The program at Friday night’s Brown-Columbia basketball game featured a biography of Lee Bollinger, Columbia’s president, and along the way we encounter this diplomatically phrased sentence: “Bollinger was the named defendant in the twin Supreme Court cases — Gratz v. Bollinger and Grutter v. Bollinger — which respectively affirmed and clarified diversity as a compelling justification for affirmative action.”
This is correct if you (A) reverse the order of the two cases (Gratz is the one he lost) and (B) redefine some terms. “Affirmed” means “escaped being declared unconstitutional by a single vote, and even the majority opinion imposed a 25-year time limit on affirmative action.” “Clarified” translates as “the policy in question was so blatantly racist that not even Stephen Breyer could swallow it.” “Diversity,” “compelling justification,” and “affirmative action” can be interpreted in similar fashion.
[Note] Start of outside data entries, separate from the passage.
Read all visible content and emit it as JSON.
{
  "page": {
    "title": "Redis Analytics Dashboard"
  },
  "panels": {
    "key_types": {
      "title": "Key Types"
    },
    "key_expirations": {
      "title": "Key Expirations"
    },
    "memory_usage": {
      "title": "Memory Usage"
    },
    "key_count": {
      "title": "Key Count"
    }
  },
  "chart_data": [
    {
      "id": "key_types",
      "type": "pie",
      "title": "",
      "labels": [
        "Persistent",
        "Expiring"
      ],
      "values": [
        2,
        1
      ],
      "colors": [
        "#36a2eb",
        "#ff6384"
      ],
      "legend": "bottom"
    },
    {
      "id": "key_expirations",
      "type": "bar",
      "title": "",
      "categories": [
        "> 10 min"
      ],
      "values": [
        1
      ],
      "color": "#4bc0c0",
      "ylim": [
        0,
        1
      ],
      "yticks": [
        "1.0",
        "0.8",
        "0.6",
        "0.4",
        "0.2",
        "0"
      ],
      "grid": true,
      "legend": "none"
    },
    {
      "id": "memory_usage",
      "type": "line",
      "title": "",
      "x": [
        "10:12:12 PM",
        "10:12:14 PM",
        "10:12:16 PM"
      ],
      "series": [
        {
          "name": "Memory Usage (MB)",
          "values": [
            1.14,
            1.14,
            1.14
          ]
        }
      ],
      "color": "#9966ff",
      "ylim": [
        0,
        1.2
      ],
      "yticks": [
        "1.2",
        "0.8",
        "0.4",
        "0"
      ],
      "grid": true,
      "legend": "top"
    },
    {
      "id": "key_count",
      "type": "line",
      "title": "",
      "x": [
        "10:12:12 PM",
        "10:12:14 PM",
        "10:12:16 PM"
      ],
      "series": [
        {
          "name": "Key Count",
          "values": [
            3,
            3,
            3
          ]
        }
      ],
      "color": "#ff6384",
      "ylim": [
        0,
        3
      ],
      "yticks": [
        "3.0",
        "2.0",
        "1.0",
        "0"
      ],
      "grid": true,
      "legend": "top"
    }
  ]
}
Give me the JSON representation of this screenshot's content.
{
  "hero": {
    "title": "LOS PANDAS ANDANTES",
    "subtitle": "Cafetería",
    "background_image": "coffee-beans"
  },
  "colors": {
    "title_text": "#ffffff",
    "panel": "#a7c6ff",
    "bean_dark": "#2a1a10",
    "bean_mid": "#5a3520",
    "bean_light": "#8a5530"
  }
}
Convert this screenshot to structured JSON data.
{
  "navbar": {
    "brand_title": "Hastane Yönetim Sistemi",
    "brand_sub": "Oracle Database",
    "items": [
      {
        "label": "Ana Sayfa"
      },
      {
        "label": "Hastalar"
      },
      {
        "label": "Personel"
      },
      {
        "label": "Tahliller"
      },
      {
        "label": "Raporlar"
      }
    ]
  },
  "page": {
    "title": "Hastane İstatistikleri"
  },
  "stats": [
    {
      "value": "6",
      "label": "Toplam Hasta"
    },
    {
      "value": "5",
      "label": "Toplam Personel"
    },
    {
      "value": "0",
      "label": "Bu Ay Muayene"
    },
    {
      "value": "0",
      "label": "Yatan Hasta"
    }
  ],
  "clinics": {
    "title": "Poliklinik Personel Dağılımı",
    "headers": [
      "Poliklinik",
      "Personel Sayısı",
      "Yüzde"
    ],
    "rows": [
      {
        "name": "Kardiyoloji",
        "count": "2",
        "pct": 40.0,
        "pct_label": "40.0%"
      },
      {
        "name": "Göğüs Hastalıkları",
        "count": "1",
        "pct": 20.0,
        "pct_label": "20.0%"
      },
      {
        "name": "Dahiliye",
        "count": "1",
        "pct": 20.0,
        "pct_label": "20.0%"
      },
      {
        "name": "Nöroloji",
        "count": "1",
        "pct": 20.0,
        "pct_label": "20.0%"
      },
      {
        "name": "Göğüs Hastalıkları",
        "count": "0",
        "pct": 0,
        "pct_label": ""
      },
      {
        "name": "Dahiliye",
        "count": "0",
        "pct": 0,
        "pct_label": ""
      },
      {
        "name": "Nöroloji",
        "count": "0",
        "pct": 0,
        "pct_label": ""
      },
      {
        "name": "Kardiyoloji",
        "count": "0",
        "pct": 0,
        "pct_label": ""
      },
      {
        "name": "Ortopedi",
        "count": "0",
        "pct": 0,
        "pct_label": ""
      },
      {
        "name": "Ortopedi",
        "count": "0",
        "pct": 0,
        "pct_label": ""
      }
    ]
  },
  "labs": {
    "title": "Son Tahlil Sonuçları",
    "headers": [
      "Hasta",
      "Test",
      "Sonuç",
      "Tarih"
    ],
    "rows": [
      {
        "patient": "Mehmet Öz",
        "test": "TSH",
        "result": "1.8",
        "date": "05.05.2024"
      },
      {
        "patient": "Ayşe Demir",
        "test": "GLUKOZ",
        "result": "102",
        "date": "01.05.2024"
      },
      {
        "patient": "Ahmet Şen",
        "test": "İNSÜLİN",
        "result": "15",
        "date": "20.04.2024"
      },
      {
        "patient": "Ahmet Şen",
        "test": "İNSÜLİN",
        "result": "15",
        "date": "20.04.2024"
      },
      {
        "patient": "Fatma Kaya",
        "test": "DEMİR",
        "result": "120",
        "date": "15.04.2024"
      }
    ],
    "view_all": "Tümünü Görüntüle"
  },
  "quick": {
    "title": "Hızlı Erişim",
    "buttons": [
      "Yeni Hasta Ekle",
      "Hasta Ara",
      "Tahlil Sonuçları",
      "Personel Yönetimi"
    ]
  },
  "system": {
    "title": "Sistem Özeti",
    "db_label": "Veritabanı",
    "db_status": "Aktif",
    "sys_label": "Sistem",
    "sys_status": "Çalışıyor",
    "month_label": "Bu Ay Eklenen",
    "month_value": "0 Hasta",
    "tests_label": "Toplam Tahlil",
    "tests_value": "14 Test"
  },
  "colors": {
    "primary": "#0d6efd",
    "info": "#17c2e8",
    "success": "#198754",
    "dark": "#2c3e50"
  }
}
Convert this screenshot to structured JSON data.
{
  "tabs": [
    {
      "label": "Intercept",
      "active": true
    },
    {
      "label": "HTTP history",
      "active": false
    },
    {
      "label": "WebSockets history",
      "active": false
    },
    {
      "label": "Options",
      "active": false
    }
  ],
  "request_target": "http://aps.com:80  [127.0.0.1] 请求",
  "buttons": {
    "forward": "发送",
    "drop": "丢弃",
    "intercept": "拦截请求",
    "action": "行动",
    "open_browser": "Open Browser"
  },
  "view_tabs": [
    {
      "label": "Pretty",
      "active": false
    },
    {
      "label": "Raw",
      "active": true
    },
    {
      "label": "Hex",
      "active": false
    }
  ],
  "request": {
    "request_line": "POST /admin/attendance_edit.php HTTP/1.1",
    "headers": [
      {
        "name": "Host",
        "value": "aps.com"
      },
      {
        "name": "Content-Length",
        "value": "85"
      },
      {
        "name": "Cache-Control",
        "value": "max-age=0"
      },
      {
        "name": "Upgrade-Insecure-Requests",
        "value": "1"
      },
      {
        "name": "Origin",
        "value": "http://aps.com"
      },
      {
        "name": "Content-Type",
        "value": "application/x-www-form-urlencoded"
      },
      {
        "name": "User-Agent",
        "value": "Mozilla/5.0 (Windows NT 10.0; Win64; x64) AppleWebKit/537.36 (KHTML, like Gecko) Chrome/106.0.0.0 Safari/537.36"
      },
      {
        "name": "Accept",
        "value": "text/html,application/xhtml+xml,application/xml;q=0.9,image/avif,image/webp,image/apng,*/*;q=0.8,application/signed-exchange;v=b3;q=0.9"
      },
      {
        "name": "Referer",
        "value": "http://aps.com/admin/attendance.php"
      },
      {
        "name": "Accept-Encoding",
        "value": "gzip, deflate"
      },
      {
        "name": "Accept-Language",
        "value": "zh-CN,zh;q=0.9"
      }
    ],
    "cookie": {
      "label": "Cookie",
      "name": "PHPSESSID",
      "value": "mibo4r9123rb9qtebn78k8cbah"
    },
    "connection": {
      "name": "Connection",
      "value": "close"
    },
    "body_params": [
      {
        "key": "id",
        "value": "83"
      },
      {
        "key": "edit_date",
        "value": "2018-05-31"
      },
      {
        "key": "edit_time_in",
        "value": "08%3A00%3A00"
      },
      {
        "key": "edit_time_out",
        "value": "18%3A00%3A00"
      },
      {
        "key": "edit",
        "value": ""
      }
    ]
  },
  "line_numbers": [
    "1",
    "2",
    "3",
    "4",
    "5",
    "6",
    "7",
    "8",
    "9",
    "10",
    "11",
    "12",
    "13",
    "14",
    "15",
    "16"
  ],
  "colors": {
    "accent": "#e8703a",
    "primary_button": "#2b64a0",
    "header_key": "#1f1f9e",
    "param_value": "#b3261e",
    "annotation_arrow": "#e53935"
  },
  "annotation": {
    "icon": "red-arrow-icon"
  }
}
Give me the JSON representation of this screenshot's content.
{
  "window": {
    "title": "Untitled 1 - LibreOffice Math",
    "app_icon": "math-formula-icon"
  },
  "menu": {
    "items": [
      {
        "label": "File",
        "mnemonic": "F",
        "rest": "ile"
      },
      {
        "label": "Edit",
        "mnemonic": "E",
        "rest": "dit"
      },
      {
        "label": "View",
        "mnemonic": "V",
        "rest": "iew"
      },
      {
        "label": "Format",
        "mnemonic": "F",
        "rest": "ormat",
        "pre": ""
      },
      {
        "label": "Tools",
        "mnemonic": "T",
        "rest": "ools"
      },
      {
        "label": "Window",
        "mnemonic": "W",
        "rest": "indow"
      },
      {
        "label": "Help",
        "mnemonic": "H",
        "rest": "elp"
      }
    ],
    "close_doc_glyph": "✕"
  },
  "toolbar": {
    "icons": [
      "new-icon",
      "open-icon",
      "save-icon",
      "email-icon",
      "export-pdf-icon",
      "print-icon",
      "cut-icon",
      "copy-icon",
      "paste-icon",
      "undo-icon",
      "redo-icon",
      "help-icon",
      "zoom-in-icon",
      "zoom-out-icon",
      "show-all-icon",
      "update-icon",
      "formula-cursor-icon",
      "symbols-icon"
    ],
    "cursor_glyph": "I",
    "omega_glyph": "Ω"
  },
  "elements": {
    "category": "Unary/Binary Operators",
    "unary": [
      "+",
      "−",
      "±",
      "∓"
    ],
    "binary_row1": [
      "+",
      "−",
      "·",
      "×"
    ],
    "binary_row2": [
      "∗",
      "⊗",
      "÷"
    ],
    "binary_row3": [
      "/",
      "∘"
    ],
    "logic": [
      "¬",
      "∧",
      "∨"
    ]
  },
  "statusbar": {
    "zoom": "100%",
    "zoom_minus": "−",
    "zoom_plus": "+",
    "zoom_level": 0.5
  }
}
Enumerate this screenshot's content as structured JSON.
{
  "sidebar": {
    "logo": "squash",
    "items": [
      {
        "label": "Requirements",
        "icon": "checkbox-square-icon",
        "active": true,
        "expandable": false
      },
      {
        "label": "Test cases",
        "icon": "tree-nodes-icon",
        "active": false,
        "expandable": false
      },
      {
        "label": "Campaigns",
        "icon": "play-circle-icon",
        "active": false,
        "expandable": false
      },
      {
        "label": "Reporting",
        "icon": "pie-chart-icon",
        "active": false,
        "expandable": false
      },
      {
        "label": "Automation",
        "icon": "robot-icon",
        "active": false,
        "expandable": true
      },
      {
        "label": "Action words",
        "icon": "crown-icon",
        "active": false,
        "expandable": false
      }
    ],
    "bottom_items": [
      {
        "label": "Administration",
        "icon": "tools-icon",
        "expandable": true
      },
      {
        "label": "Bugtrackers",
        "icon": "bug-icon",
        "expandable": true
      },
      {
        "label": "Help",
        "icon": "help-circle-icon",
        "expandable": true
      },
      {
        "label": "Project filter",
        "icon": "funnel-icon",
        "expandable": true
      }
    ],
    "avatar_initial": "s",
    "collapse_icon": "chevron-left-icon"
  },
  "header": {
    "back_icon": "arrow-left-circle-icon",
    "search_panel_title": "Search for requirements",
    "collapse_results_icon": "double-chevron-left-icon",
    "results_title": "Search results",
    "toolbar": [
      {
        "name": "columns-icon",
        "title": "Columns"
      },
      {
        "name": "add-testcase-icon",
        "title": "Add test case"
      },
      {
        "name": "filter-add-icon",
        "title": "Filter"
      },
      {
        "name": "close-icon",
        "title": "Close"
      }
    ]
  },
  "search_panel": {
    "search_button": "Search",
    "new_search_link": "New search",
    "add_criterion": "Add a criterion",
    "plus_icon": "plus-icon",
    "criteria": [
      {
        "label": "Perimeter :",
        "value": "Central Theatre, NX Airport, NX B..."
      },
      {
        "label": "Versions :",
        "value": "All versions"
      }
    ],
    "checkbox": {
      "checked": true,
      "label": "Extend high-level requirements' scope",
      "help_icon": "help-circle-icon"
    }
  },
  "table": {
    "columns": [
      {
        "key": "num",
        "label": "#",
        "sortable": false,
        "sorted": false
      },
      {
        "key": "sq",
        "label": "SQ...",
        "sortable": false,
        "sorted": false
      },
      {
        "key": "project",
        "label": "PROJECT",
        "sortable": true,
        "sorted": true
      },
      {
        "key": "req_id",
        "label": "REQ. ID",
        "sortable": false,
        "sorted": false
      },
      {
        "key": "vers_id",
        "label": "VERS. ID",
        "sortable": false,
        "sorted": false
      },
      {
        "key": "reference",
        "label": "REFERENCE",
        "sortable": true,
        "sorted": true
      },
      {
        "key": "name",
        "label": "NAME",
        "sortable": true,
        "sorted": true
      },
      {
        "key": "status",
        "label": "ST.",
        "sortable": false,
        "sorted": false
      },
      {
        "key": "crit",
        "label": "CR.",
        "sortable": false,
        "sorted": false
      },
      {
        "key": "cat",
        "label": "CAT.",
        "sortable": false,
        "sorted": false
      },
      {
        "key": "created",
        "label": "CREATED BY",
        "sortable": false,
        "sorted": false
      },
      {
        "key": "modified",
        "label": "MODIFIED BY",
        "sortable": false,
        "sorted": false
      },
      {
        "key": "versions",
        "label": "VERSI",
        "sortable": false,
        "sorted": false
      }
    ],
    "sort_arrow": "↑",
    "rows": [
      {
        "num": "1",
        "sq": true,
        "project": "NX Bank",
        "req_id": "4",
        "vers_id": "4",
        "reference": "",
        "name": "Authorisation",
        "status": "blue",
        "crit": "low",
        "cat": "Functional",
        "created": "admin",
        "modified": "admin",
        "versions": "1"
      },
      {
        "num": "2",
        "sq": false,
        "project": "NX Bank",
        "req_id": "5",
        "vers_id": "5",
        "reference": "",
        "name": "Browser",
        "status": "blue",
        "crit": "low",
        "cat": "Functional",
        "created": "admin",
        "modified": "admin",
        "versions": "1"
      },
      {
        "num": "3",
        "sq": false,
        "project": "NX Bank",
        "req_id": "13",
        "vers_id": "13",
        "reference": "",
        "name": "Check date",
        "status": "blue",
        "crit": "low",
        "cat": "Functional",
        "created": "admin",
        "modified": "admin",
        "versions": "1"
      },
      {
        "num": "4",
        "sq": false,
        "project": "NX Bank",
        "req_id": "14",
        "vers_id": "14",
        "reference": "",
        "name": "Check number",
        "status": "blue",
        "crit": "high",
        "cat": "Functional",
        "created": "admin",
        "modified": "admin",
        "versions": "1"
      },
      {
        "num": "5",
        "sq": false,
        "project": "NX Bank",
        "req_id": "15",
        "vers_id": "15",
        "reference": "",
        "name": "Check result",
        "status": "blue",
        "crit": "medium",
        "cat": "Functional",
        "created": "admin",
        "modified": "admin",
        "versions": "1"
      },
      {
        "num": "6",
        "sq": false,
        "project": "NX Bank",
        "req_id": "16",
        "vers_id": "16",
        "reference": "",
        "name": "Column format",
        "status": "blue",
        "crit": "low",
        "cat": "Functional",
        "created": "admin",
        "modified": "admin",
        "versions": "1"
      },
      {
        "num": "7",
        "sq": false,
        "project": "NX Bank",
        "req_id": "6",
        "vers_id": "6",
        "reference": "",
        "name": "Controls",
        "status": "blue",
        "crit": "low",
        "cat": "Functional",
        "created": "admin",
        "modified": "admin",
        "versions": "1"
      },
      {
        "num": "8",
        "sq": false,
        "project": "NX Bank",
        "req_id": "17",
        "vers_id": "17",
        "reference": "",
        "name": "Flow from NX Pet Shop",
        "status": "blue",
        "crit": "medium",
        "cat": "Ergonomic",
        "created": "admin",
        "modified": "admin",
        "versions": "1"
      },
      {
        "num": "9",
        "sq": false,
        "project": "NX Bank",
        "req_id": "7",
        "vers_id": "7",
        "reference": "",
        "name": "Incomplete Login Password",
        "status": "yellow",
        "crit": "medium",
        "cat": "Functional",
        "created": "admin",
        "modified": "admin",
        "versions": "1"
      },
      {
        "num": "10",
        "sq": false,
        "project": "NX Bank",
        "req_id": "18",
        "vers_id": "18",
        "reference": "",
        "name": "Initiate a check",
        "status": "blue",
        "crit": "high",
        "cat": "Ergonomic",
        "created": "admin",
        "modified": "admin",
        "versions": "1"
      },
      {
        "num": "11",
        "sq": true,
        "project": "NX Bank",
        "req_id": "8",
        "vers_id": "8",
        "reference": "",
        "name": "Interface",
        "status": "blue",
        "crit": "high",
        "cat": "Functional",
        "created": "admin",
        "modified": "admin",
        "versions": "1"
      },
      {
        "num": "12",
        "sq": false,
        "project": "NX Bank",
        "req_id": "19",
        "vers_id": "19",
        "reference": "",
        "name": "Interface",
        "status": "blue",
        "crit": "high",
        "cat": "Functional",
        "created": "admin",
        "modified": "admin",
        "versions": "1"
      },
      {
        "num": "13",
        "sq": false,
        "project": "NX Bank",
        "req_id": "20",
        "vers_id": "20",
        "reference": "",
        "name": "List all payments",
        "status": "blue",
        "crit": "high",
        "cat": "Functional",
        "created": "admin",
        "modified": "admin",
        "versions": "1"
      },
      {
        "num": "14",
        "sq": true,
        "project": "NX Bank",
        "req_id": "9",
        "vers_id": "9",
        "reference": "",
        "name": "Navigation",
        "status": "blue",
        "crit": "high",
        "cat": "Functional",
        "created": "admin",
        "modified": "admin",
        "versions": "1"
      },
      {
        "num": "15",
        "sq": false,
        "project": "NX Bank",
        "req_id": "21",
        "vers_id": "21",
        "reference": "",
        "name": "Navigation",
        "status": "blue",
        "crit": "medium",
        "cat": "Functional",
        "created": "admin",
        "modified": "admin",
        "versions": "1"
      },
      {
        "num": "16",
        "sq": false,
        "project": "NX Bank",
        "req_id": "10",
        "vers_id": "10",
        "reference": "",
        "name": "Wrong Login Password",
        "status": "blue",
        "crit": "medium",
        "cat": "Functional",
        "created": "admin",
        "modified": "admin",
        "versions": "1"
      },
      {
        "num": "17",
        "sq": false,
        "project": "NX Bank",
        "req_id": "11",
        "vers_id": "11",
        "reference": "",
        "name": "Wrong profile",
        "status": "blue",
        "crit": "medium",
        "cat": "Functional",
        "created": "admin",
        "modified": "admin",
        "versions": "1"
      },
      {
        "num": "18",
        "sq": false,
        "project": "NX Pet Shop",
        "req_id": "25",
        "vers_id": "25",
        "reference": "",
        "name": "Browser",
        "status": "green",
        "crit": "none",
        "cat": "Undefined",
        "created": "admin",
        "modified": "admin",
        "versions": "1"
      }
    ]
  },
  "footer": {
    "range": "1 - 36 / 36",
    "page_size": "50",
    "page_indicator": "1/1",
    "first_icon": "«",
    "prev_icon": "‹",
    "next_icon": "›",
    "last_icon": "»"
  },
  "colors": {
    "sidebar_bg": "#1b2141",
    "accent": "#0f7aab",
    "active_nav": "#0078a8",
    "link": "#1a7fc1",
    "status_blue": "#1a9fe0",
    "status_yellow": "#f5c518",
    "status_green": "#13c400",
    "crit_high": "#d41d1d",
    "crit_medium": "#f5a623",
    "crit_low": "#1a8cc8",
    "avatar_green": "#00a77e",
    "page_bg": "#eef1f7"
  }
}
Then, midway through the first half, Columbia’s student section started chanting, “Yes we can!” — a reference to Brown’s coach, who, as we all know, is Barack Obama’s brother-in-law. Shortly afterwards, Brown went on an 18-0 run, and they ended up winning the game easily.